What the exercise asks: For the material that follows, tally the lines holding "Setup" and give the total alone.

Data for the task:
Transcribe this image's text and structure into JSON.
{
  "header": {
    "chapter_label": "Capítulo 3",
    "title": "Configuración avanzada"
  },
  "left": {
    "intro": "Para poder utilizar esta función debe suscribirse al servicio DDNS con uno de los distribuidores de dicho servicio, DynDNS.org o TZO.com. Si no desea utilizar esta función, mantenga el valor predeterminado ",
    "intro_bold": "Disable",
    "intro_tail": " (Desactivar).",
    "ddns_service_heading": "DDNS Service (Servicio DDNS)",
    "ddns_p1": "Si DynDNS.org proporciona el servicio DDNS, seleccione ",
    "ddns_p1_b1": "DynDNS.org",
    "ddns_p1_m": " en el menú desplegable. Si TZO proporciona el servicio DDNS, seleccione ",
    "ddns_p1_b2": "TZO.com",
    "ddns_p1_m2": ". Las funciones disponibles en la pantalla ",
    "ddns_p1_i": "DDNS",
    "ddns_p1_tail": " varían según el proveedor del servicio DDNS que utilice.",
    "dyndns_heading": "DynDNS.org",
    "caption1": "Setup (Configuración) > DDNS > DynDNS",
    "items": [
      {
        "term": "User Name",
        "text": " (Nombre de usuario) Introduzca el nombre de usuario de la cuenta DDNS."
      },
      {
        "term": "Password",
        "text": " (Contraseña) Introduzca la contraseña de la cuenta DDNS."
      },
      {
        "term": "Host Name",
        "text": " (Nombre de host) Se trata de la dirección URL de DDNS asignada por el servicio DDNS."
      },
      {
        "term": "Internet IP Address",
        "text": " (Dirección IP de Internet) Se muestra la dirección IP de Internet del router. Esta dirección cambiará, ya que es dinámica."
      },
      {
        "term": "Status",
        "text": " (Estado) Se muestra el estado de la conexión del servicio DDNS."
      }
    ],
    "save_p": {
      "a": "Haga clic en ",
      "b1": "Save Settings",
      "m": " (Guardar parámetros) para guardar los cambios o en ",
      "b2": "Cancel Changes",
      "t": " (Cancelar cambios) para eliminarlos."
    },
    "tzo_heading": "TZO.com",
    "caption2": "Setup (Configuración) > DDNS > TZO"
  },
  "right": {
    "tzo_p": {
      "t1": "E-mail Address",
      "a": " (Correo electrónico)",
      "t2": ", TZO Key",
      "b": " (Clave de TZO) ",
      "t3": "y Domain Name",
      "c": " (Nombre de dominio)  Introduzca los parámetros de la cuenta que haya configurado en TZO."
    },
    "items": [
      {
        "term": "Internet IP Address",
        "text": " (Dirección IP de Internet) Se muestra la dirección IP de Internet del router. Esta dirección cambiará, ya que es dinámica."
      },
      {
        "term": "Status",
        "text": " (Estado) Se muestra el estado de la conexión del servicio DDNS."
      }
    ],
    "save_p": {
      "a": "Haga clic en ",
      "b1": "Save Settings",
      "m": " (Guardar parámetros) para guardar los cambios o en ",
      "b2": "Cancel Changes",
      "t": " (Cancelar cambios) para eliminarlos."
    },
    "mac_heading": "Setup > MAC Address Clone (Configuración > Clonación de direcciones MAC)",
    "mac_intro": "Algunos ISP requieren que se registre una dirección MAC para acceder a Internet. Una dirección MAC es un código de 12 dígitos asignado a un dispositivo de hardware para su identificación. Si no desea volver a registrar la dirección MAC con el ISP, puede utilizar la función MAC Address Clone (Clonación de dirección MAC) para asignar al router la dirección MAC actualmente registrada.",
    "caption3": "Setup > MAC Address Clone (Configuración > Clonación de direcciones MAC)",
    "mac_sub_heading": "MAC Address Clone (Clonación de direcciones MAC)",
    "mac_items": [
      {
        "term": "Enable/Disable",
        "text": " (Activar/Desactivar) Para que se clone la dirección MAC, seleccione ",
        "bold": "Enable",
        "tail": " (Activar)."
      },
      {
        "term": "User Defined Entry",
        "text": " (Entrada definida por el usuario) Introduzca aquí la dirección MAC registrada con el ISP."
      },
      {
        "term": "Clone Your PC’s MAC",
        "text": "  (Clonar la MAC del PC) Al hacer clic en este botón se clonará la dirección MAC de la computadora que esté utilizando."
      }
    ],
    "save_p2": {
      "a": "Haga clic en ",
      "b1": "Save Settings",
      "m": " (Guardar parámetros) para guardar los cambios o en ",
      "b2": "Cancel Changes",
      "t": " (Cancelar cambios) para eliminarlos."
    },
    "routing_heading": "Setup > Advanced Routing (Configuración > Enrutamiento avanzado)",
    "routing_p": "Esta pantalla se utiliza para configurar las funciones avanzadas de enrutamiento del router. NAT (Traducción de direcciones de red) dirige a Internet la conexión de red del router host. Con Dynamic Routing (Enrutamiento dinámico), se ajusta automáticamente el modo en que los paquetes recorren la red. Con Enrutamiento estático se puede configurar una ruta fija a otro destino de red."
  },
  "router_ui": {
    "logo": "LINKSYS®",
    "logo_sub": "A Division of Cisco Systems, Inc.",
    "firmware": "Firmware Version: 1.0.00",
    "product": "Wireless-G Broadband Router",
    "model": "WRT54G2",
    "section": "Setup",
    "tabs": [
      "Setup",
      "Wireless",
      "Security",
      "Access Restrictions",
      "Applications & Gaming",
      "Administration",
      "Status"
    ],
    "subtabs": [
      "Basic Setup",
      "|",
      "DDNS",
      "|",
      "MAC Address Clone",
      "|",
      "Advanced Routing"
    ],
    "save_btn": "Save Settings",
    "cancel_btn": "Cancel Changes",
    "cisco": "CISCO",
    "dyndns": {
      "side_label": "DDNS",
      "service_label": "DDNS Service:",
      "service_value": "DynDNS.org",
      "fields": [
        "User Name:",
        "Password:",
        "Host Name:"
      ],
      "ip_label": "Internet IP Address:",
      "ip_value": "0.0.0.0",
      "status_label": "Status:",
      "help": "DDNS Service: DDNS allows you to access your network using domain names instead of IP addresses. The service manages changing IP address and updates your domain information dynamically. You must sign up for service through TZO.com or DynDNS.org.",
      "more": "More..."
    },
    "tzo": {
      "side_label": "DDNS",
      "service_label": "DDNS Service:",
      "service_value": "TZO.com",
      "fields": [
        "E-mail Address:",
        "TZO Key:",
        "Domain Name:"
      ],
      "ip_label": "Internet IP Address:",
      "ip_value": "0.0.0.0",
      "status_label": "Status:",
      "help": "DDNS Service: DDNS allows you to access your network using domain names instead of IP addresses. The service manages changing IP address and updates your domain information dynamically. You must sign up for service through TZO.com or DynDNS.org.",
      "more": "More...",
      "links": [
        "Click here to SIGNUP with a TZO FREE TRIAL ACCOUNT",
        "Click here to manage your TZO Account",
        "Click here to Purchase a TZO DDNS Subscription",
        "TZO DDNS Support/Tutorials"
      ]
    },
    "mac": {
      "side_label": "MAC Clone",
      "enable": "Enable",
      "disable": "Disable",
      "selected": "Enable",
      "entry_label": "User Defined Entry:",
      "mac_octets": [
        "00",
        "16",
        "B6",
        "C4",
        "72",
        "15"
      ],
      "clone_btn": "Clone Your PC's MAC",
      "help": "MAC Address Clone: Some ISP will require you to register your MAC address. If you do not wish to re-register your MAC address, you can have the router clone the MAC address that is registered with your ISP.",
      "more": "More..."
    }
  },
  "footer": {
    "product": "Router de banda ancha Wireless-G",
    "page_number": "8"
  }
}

Finished task: 8